Because it features visual elements, this prototype is often used during the design phase. You can use it to optimize the app’s layout further.
Simple graphics and photos are also used to represent UI elements, thus helping give a better sense of the final app.
Here’s what a medium-fidelity prototype would look like compared to a high-fidelity version.
Medium-fidelity prototypes are also much more responsive. Instead of just going from screen to screen, you can now show the animated behavior of certain UI elements when clicked.
This is useful for further refining the interactive elements of your app, such as UI animations, without worrying about creating time-consuming visual elements.
Such a capability is especially vital if you have UI elements and behaviors that most people are unfamiliar with.
For instance, if your app requires different gestures, a medium-fidelity prototype might be a good time to test and refine them.
High-fidelity prototypes are the closest representation to your app’s final version. They already contain all final visual elements, UI animation, behaviors, and functionality.
When you place a picture of a high-fidelity prototype and the final app version side-by-side, it should be nearly impossible to tell them apart.
The only big difference is that a high-fidelity prototype doesn’t contain any working code.
Here’s a split diagram of a low and high-fidelity prototype so that you can appreciate the difference more:
High-fidelity prototypes are a way to get some of the most accurate and meaningful feedback on your app’s UX.
That’s because end users can interact with the prototype, providing insights into how they would use the product.
Detailed prototypes are also the best tool for getting stakeholder approval or attracting investments.
But because everything is just simulated, there are still some things you can’t test.
For instance, a prototype can’t measure performance metrics like load speed and latency because there’s no actual code running in the background.
Despite these limitations, high-fidelity prototypes are still a vital validation tool.
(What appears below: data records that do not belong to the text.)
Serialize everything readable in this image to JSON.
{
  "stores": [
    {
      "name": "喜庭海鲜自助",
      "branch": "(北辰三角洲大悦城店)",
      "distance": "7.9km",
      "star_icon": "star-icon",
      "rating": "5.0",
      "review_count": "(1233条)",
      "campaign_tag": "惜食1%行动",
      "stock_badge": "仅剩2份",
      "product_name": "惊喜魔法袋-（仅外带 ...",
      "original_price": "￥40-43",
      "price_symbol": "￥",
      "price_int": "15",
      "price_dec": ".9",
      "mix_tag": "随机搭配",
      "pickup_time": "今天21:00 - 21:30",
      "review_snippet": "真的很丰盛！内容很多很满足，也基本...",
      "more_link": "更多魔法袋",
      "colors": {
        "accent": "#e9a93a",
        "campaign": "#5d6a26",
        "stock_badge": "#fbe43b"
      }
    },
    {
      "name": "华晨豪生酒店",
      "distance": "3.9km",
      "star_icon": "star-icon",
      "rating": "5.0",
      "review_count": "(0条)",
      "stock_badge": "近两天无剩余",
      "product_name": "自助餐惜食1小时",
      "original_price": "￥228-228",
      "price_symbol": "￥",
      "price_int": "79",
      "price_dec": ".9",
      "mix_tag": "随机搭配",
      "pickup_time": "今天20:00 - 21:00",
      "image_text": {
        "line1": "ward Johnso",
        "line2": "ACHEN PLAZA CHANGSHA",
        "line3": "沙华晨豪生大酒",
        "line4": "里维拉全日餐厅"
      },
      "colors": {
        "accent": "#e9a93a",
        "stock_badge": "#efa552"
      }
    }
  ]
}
They can also become a jumping-off point to
create a minimum viable product (MVP).
Learn more about app prototyping
Prototyping is no doubt a vital tool in your app development toolkit.
It’s the closest thing you have to predicting the future—and increasing your chance of app success.
But as we mentioned, it’s a challenging process that requires knowledge and expertise.
So, if you’d like to learn more about app prototyping, you can check out our
prototyping best practices article here.
Or you can also read up on other validation tools like
wireframes and mockups.